After detoxing from alcohol, proper treatment can begin.

Treatment for substance abuse takes place along an entire spectrum of care. Along that entire spectrum are various behavioral therapies, support groups, and the use of medically-assisted treatment (MAT).

These levels of treatment are, in order, as follows:

Residential Treatment in California

After successfully completing alcohol detox, you’ll receive inpatient treatment in Orange County California. There, you’ll receive medically-assisted treatment and dual diagnosis treatment to deal with any cravings or co-occurring mental health issues you may be battling.

We also offer residential treatment facilities in Costa Mesa, Irvine, and Huntington Beach for those who desire gender-specific treatment. There, patients get round-the-clock medical attention and monitoring while living at the institution full-time.

In addition to individual and group counseling and medication management, you’ll also have access to leisure activities and family support services.

Partial Hospitalization in California

Most clients start substance abuse treatment with South Coast in our residential treatment program. After completing that, many desire something that still provides structure and support, but with extra space and time to oneself. For that, we offer Partial Hospitalization in Newport Beach.

A step down from inpatient care but with more structure than conventional outpatient programs, partial hospitalization offers a good balance for those looking to ease back into normal life. Clients can receive care five to seven days a week for a number of hours each day, returning back to their homes in the evening.

This way, they can recover without putting their daily lives completely on hold, receiving intense therapeutic interventions like group and individual therapy, skill development, and medication management as necessary.

Intensive Outpatient Treatment in California

For those leaving inpatient residential treatment or partial hospitalization, intensive outpatient programs (IOP) are yet another gradual step forward on the road to recovery.

With a focus on group therapy, individual counseling, and education, clients undergoing Intensive Outpatient Treatment in Newport Beach can meet three to five days a week. Each session lasts three hours.

This level of care requires the least amount of attendance at a facility.

Start Today

If you or a loved one are struggling with alcohol addiction but wonder how long addiction treatment takes or have other questions, call us at 866-881-1184 or contact us here.
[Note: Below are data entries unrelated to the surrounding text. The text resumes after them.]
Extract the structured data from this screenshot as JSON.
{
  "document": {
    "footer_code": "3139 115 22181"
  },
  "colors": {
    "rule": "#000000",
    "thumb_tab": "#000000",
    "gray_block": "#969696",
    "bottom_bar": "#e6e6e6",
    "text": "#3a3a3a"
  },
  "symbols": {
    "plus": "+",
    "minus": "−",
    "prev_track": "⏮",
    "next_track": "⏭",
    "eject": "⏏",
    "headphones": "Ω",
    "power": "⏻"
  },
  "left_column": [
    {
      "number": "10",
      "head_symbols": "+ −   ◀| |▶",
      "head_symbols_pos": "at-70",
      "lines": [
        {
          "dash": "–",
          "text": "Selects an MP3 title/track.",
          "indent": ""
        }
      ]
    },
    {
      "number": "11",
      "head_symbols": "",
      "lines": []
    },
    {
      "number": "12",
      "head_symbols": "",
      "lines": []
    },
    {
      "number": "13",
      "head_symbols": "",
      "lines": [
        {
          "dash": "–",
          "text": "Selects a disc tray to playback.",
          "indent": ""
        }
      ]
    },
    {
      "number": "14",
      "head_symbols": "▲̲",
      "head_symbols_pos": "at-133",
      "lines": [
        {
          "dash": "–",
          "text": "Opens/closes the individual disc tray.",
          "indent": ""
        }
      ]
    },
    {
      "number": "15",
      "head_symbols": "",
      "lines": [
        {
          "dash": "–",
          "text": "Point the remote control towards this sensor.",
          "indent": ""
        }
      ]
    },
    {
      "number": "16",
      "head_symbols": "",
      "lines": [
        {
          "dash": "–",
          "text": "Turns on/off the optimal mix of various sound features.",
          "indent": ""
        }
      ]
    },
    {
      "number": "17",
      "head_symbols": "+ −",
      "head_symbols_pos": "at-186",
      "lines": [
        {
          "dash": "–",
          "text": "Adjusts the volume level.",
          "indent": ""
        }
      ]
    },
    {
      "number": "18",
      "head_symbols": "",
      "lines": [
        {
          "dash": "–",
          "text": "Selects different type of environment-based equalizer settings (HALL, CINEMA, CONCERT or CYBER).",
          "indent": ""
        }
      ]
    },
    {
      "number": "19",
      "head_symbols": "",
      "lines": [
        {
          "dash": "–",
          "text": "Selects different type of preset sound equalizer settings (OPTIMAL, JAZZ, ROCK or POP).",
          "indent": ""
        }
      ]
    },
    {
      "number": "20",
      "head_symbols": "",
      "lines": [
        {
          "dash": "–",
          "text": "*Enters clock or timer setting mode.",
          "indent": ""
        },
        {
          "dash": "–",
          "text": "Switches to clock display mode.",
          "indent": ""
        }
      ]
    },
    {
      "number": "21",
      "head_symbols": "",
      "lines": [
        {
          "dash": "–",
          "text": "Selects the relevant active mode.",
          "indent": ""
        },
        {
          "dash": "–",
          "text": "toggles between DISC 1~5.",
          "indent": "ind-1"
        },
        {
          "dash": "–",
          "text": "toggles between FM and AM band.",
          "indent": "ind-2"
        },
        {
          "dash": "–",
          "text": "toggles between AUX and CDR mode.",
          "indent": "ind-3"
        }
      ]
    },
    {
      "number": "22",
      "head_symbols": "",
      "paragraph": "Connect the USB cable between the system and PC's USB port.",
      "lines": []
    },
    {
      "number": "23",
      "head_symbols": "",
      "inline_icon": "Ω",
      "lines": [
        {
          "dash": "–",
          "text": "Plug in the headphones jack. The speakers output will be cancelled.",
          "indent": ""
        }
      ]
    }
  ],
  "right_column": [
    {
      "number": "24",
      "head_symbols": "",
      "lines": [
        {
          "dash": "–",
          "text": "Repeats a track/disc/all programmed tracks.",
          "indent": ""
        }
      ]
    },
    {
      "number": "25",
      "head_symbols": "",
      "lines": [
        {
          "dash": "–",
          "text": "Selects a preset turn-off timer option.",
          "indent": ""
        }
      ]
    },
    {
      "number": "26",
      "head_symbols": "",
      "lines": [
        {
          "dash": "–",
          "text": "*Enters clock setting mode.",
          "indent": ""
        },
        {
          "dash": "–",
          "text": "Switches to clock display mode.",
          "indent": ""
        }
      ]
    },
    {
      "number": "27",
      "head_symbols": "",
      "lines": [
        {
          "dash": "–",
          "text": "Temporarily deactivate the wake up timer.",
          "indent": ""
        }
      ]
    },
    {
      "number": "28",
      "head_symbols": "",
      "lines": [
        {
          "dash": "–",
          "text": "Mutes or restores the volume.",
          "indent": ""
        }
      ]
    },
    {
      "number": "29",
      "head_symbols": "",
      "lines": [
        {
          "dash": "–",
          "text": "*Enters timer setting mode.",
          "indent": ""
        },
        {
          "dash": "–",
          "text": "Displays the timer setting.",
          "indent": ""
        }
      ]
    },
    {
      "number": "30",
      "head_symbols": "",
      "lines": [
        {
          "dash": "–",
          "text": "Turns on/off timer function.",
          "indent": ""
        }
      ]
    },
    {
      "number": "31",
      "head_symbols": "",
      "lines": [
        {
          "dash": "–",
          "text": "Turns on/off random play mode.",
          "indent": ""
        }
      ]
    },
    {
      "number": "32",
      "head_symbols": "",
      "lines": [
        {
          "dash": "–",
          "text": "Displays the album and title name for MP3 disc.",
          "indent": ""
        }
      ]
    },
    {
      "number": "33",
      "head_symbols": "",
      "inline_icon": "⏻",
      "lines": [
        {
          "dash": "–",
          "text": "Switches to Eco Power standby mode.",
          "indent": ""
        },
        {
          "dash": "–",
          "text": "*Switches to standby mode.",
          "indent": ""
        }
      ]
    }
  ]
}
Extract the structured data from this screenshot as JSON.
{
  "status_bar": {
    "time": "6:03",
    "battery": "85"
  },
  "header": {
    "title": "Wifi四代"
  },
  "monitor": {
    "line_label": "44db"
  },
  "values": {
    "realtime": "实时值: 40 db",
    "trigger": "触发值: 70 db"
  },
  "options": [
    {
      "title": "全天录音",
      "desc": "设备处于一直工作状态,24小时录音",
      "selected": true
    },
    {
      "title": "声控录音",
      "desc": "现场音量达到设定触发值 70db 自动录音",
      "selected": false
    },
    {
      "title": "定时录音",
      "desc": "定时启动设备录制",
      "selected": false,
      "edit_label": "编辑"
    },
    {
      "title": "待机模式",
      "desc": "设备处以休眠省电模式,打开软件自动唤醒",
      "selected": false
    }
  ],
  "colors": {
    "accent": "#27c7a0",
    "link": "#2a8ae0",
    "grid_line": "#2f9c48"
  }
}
Our highly qualified staff will be happy to help give you an idea of what to expect from your addiction recovery timeline, help verify your insurance, and assist with any other questions you may have.